Outlook and Exchange encode certain attachments in a manner that are stripped when processed by “improperly configured” email servers – namely Open Source ones. That seemed a little odd to me that the ISP was to blame for the attachments disappearing between two Microsoft products, so I tested it. I sent a few emails from Outlook to Outlook Express through our Open Source mail server – no problems, everything got where it was supposed to go. I then disabled support in our MTA for TNEF encoding – that, according to Microsoft, was the culprit, and sure enough, the attachments that weren’t working for my customer stopped working for me. Apparently, the ISP did have their server mis-configured.
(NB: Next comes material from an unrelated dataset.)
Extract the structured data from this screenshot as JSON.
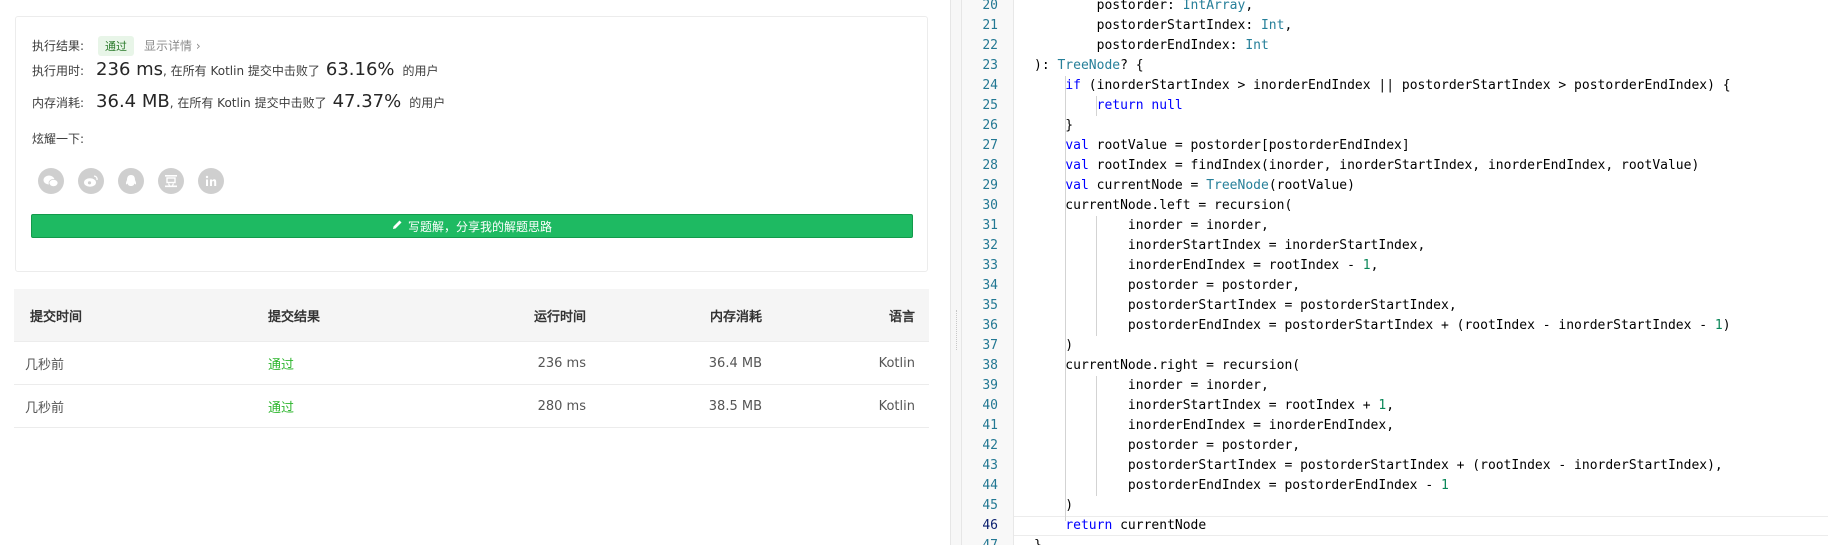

Transport Neutral Encapsulation Format, or TNEF is, paradoxically, a proprietary attachment format used in Outlook and Exchange – there really is nothing neutral about it. Our company MTA was compiled with TNEF decoding so there were no problems passing these attachments to the recipients. Since it is unlikely for an ISP to rebuild it’s mail servers, TNEF related issues can be largely avoided by sending email as HTML of plain text. Avoid RTF in Outlook as this format uses TNEF while HTML and plain text use the standard MIME encoding. TNEF encoding can sometimes contain user login names, file paths, and other potentially sensitive information from which attack vectors could be derived. This vulnerability was patched in 2006 but there are certainly a large number of un-patched systems out there.

Eventually, my customer grudgingly went back to using Outlook Express, accusing the entire IT industry of being a racket, since the large cable company that provides their internet service was not interested in reconfiguring their mail servers, I advised him to buy a product that didn’t work with this mis-configured equipment, Microsoft, the biggest software company in the world, couldn’t get two of it’s flagship products to play nice with each other. Microsoft did offer free support hours to quell my irritation with them, demanding that they make their products work with each other. I declined because, as a Microsoft Partner, we get free critical support – and I only call them when it’s critical. I did get a really nice golf shirt with the Microsoft logo emblazoned on the sleeve though. I believe that Microsoft sent my customer a credit for future purchase, but he never got it. It was sent as an attachment.